*MATERIAL TO PROCESS*.
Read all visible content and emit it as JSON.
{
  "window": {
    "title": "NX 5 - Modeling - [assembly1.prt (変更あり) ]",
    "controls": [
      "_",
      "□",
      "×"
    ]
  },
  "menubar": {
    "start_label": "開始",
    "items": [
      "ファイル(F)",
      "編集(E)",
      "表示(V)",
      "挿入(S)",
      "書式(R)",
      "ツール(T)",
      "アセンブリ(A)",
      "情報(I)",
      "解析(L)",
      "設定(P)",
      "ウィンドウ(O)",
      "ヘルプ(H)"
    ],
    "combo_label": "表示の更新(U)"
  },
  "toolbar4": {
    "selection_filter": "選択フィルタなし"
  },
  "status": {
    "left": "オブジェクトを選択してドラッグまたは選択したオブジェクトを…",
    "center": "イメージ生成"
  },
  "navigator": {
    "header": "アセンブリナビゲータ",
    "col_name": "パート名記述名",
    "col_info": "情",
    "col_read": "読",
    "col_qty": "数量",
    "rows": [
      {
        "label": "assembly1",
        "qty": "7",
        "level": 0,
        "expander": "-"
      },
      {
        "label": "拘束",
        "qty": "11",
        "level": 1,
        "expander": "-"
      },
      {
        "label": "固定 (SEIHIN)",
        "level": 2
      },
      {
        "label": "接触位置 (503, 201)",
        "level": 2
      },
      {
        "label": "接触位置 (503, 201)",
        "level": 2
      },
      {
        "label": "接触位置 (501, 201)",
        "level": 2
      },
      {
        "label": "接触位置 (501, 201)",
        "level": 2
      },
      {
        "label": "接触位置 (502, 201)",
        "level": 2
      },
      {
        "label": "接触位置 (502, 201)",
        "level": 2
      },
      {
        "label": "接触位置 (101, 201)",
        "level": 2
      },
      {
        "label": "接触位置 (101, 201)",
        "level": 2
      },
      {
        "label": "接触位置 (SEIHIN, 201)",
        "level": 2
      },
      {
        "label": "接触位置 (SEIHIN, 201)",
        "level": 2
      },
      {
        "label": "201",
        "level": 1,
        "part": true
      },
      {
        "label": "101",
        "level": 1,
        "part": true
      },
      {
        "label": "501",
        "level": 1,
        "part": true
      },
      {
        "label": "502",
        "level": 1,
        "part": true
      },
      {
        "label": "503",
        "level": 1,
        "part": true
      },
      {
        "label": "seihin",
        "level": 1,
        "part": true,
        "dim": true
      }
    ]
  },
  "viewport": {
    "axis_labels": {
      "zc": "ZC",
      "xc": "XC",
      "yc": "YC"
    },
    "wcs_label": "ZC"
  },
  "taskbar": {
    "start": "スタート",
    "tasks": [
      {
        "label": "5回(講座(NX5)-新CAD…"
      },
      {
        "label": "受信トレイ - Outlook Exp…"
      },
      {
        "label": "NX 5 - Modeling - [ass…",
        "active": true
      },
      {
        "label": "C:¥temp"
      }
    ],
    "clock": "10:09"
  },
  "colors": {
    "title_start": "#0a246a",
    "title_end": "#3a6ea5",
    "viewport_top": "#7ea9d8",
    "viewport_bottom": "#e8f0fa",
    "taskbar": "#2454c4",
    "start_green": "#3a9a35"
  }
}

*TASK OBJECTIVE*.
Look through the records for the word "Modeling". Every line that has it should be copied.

*SOLUTION FOR THIS TASK*.
    "title": "NX 5 - Modeling - [assembly1.prt (変更あり) ]",
        "label": "NX 5 - Modeling - [ass…",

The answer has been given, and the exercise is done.